■ Records excerpted from a collection:
=== Begin Enclosure ===

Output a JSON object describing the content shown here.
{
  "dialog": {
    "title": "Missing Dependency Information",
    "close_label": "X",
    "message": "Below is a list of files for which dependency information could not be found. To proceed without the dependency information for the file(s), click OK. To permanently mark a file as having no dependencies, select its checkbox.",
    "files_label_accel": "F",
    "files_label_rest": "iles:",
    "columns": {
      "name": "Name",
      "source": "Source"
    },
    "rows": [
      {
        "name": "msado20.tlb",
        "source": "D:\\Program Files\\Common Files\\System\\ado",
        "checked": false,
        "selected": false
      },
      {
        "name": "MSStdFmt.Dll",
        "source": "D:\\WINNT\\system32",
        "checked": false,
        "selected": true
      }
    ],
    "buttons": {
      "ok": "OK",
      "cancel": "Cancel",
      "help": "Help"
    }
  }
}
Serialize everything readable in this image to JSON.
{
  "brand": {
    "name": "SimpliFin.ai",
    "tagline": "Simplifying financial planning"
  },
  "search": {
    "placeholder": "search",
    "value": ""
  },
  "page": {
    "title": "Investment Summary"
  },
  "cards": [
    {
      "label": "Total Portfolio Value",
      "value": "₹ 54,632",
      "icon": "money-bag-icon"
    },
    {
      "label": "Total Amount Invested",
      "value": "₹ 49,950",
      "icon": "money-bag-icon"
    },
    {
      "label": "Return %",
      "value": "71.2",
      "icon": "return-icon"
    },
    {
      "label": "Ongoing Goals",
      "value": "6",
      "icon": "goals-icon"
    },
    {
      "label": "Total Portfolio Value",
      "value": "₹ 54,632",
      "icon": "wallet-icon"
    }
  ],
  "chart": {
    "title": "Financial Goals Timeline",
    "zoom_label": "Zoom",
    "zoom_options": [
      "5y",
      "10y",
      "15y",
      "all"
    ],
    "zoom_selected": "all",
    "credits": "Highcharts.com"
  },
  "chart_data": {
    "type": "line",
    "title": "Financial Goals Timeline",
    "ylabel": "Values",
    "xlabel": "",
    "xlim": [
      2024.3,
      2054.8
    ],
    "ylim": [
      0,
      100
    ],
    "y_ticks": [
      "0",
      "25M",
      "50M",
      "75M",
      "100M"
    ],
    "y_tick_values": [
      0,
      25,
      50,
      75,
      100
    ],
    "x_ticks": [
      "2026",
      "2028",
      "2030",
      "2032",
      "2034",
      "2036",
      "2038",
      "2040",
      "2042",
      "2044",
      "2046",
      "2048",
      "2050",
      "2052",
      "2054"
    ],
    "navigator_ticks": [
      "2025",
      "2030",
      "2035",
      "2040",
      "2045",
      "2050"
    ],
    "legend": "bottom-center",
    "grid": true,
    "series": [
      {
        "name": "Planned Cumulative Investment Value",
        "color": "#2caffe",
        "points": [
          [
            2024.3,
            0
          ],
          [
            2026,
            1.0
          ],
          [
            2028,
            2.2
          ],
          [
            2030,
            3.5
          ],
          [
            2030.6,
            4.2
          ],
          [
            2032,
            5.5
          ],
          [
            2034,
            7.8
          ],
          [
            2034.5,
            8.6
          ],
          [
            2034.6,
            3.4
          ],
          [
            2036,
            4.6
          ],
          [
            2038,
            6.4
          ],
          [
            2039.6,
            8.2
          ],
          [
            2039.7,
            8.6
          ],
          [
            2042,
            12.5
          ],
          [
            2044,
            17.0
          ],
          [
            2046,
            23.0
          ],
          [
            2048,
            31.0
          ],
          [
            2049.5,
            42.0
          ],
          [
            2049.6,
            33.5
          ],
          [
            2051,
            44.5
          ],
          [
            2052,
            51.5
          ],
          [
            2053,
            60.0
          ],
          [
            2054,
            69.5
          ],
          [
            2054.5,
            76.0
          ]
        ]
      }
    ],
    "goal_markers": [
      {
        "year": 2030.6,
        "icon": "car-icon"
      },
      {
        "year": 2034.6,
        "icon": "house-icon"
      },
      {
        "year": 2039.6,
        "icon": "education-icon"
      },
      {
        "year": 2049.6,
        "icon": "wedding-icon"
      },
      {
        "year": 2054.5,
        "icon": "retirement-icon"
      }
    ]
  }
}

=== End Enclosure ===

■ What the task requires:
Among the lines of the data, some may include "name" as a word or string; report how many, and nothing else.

■ Result:
5